**Stored data entries**
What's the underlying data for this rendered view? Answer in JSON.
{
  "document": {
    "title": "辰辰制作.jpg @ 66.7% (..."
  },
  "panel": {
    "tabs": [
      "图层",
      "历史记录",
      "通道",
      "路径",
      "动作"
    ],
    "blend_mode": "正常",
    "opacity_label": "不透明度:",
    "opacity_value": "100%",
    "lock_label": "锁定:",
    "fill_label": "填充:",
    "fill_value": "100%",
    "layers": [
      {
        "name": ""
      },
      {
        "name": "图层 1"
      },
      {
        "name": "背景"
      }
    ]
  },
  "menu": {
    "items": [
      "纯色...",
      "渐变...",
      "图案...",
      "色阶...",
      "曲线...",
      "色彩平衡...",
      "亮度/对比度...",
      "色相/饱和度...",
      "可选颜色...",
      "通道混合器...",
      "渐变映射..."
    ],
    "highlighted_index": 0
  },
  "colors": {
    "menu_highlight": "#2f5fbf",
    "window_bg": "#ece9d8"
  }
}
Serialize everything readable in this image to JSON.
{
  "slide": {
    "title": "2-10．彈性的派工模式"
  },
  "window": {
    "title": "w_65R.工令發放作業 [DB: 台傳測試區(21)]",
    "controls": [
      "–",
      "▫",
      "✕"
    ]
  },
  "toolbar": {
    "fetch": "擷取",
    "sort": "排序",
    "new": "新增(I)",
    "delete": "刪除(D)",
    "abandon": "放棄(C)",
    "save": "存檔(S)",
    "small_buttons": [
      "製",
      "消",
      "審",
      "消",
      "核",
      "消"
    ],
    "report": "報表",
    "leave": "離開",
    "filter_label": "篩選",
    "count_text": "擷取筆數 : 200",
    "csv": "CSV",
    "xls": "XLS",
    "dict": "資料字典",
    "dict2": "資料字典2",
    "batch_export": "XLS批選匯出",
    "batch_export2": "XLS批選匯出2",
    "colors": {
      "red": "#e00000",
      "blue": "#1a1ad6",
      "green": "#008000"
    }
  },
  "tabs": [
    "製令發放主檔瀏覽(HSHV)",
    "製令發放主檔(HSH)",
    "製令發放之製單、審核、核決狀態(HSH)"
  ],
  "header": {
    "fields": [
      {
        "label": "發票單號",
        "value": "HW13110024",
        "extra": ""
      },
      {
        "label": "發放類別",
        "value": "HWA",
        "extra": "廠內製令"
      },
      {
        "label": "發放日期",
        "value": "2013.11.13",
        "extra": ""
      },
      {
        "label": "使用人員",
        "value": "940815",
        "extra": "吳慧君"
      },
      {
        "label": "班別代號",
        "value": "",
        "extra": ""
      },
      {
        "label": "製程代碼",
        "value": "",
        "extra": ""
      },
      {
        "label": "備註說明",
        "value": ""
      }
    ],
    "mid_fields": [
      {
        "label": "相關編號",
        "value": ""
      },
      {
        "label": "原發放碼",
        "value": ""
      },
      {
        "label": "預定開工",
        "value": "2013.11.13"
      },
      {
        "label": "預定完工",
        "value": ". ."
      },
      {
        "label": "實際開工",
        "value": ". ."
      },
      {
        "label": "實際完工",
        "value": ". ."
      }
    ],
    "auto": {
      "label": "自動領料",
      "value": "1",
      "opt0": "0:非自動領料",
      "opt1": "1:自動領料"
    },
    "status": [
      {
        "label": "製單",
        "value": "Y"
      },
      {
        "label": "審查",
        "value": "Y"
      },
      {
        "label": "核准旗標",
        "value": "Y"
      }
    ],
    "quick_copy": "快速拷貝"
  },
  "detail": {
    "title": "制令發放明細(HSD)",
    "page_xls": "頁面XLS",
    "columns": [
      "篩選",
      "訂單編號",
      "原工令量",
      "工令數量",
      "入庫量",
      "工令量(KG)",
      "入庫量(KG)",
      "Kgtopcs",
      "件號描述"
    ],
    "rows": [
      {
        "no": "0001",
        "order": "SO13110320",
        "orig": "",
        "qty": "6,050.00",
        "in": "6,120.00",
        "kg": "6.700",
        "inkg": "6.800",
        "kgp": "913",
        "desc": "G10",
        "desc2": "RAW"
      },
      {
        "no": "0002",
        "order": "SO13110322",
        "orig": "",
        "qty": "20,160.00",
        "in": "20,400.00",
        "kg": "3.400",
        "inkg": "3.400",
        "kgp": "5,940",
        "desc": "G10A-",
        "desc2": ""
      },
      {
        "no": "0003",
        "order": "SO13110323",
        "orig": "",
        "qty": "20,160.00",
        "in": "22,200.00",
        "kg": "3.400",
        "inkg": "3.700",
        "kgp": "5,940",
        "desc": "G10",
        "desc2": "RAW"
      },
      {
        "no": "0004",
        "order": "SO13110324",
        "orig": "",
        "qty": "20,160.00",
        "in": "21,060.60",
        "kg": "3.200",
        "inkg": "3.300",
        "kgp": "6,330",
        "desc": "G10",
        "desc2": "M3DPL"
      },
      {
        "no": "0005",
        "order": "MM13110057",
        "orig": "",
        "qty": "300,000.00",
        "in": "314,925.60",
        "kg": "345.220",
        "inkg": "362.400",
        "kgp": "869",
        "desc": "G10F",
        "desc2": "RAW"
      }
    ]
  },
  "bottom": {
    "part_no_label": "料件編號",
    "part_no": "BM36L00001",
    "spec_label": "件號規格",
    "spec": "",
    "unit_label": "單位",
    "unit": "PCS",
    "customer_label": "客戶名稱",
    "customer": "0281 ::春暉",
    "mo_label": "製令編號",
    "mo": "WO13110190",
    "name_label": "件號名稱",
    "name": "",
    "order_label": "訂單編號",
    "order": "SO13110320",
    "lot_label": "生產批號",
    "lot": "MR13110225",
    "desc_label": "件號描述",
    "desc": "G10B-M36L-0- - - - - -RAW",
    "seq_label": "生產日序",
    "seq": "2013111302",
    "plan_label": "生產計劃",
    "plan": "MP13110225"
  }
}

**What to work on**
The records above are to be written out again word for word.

**Solution for this task**
What's the underlying data for this rendered view? Answer in JSON.
{
  "document": {
    "title": "辰辰制作.jpg @ 66.7% (..."
  },
  "panel": {
    "tabs": [
      "图层",
      "历史记录",
      "通道",
      "路径",
      "动作"
    ],
    "blend_mode": "正常",
    "opacity_label": "不透明度:",
    "opacity_value": "100%",
    "lock_label": "锁定:",
    "fill_label": "填充:",
    "fill_value": "100%",
    "layers": [
      {
        "name": ""
      },
      {
        "name": "图层 1"
      },
      {
        "name": "背景"
      }
    ]
  },
  "menu": {
    "items": [
      "纯色...",
      "渐变...",
      "图案...",
      "色阶...",
      "曲线...",
      "色彩平衡...",
      "亮度/对比度...",
      "色相/饱和度...",
      "可选颜色...",
      "通道混合器...",
      "渐变映射..."
    ],
    "highlighted_index": 0
  },
  "colors": {
    "menu_highlight": "#2f5fbf",
    "window_bg": "#ece9d8"
  }
}
Serialize everything readable in this image to JSON.
{
  "slide": {
    "title": "2-10．彈性的派工模式"
  },
  "window": {
    "title": "w_65R.工令發放作業 [DB: 台傳測試區(21)]",
    "controls": [
      "–",
      "▫",
      "✕"
    ]
  },
  "toolbar": {
    "fetch": "擷取",
    "sort": "排序",
    "new": "新增(I)",
    "delete": "刪除(D)",
    "abandon": "放棄(C)",
    "save": "存檔(S)",
    "small_buttons": [
      "製",
      "消",
      "審",
      "消",
      "核",
      "消"
    ],
    "report": "報表",
    "leave": "離開",
    "filter_label": "篩選",
    "count_text": "擷取筆數 : 200",
    "csv": "CSV",
    "xls": "XLS",
    "dict": "資料字典",
    "dict2": "資料字典2",
    "batch_export": "XLS批選匯出",
    "batch_export2": "XLS批選匯出2",
    "colors": {
      "red": "#e00000",
      "blue": "#1a1ad6",
      "green": "#008000"
    }
  },
  "tabs": [
    "製令發放主檔瀏覽(HSHV)",
    "製令發放主檔(HSH)",
    "製令發放之製單、審核、核決狀態(HSH)"
  ],
  "header": {
    "fields": [
      {
        "label": "發票單號",
        "value": "HW13110024",
        "extra": ""
      },
      {
        "label": "發放類別",
        "value": "HWA",
        "extra": "廠內製令"
      },
      {
        "label": "發放日期",
        "value": "2013.11.13",
        "extra": ""
      },
      {
        "label": "使用人員",
        "value": "940815",
        "extra": "吳慧君"
      },
      {
        "label": "班別代號",
        "value": "",
        "extra": ""
      },
      {
        "label": "製程代碼",
        "value": "",
        "extra": ""
      },
      {
        "label": "備註說明",
        "value": ""
      }
    ],
    "mid_fields": [
      {
        "label": "相關編號",
        "value": ""
      },
      {
        "label": "原發放碼",
        "value": ""
      },
      {
        "label": "預定開工",
        "value": "2013.11.13"
      },
      {
        "label": "預定完工",
        "value": ". ."
      },
      {
        "label": "實際開工",
        "value": ". ."
      },
      {
        "label": "實際完工",
        "value": ". ."
      }
    ],
    "auto": {
      "label": "自動領料",
      "value": "1",
      "opt0": "0:非自動領料",
      "opt1": "1:自動領料"
    },
    "status": [
      {
        "label": "製單",
        "value": "Y"
      },
      {
        "label": "審查",
        "value": "Y"
      },
      {
        "label": "核准旗標",
        "value": "Y"
      }
    ],
    "quick_copy": "快速拷貝"
  },
  "detail": {
    "title": "制令發放明細(HSD)",
    "page_xls": "頁面XLS",
    "columns": [
      "篩選",
      "訂單編號",
      "原工令量",
      "工令數量",
      "入庫量",
      "工令量(KG)",
      "入庫量(KG)",
      "Kgtopcs",
      "件號描述"
    ],
    "rows": [
      {
        "no": "0001",
        "order": "SO13110320",
        "orig": "",
        "qty": "6,050.00",
        "in": "6,120.00",
        "kg": "6.700",
        "inkg": "6.800",
        "kgp": "913",
        "desc": "G10",
        "desc2": "RAW"
      },
      {
        "no": "0002",
        "order": "SO13110322",
        "orig": "",
        "qty": "20,160.00",
        "in": "20,400.00",
        "kg": "3.400",
        "inkg": "3.400",
        "kgp": "5,940",
        "desc": "G10A-",
        "desc2": ""
      },
      {
        "no": "0003",
        "order": "SO13110323",
        "orig": "",
        "qty": "20,160.00",
        "in": "22,200.00",
        "kg": "3.400",
        "inkg": "3.700",
        "kgp": "5,940",
        "desc": "G10",
        "desc2": "RAW"
      },
      {
        "no": "0004",
        "order": "SO13110324",
        "orig": "",
        "qty": "20,160.00",
        "in": "21,060.60",
        "kg": "3.200",
        "inkg": "3.300",
        "kgp": "6,330",
        "desc": "G10",
        "desc2": "M3DPL"
      },
      {
        "no": "0005",
        "order": "MM13110057",
        "orig": "",
        "qty": "300,000.00",
        "in": "314,925.60",
        "kg": "345.220",
        "inkg": "362.400",
        "kgp": "869",
        "desc": "G10F",
        "desc2": "RAW"
      }
    ]
  },
  "bottom": {
    "part_no_label": "料件編號",
    "part_no": "BM36L00001",
    "spec_label": "件號規格",
    "spec": "",
    "unit_label": "單位",
    "unit": "PCS",
    "customer_label": "客戶名稱",
    "customer": "0281 ::春暉",
    "mo_label": "製令編號",
    "mo": "WO13110190",
    "name_label": "件號名稱",
    "name": "",
    "order_label": "訂單編號",
    "order": "SO13110320",
    "lot_label": "生產批號",
    "lot": "MR13110225",
    "desc_label": "件號描述",
    "desc": "G10B-M36L-0- - - - - -RAW",
    "seq_label": "生產日序",
    "seq": "2013111302",
    "plan_label": "生產計劃",
    "plan": "MP13110225"
  }
}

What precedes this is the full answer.